Each one of us will remember different things or value different times of our lives. Remember together will expand our store of memories and draw us closer together. Even if the person we’re caring for isn’t able to communicate, we can sitting his or her presence and talk about memories. Our loved one leaves behind ¬†legacy of memories that provides a source of continuing access to his or her presence, influence, stretch, guidance and love.

As long as our loved one is still with us, we can use our time together to make mew memories. Whatever we experience, whatever albums we look at, foods we book music we listen to, movies we watch, we’ll be making new memories of our time together in this journey.

“Death is not a medical event. Death is a spiritual event”. Even if we haven’t claimed religious beliefs or adopted spiritual practices, we experience a natural capacity for hope and reflection about what really matters, especially when death draws near.

When we anticipate separation from loved ones, we naturally feel an increased desire to interact with them and make every moment count. But we may find, some time before death actually comes, that our loved one begins to distance himself or herself from us. This process can occur gradually and in different ways.

As your loved one declines, he or she may become confused, mixing up details about who was here or when something happened. They may become confused about where they are or who others are. We recommend that if your loved one is pleasantly confused, don’t try to bring them pack into reality. Encourage him or her to speak slowly. If they are frightened, give gentle reassurance and tell them they are OK. Use your voice, eye contact and touch to maintain a supportive connection.

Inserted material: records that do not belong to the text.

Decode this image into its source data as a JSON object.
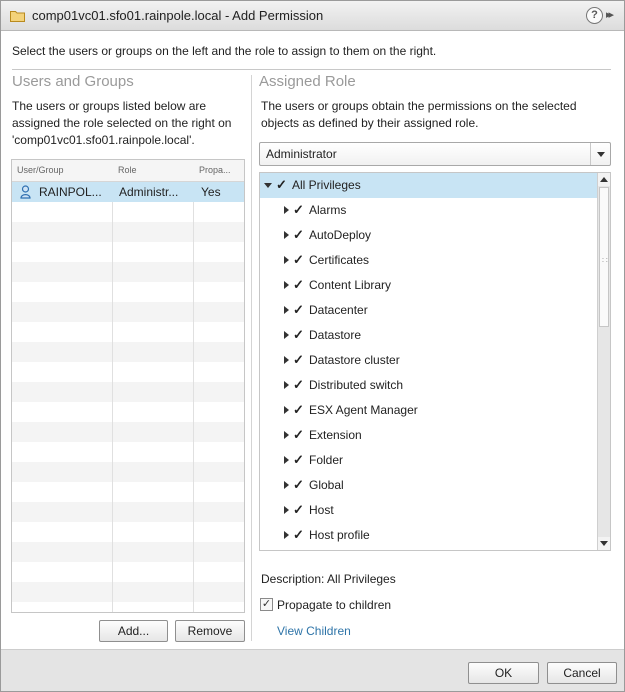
{
  "window": {
    "title": "comp01vc01.sfo01.rainpole.local - Add Permission",
    "help_glyph": "?",
    "expand_glyph": "▸▸"
  },
  "instructions": "Select the users or groups on the left and the role to assign to them on the right.",
  "users_groups": {
    "heading": "Users and Groups",
    "description": "The users or groups listed below are assigned the role selected on the right on 'comp01vc01.sfo01.rainpole.local'.",
    "columns": [
      "User/Group",
      "Role",
      "Propa..."
    ],
    "rows": [
      {
        "user": "RAINPOL...",
        "role": "Administr...",
        "propagate": "Yes"
      }
    ],
    "add_button": "Add...",
    "remove_button": "Remove"
  },
  "assigned_role": {
    "heading": "Assigned Role",
    "description": "The users or groups obtain the permissions on the selected objects as defined by their assigned role.",
    "selected_role": "Administrator",
    "tree_root": "All Privileges",
    "privileges": [
      "Alarms",
      "AutoDeploy",
      "Certificates",
      "Content Library",
      "Datacenter",
      "Datastore",
      "Datastore cluster",
      "Distributed switch",
      "ESX Agent Manager",
      "Extension",
      "Folder",
      "Global",
      "Host",
      "Host profile"
    ],
    "description_label": "Description:  All Privileges",
    "propagate_label": "Propagate to children",
    "propagate_checked": true,
    "view_children_link": "View Children"
  },
  "footer": {
    "ok_button": "OK",
    "cancel_button": "Cancel"
  },
  "colors": {
    "selection": "#c8e4f4",
    "link": "#2e74a8",
    "heading": "#9a9a9a"
  }
}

Caring for someone facing death matters so much to those who love him or her that the way we go through it together may color our future interactions with one another. Perhaps the best gift we can offer our loved one is to let him or her see that we’re pulling together through this experience.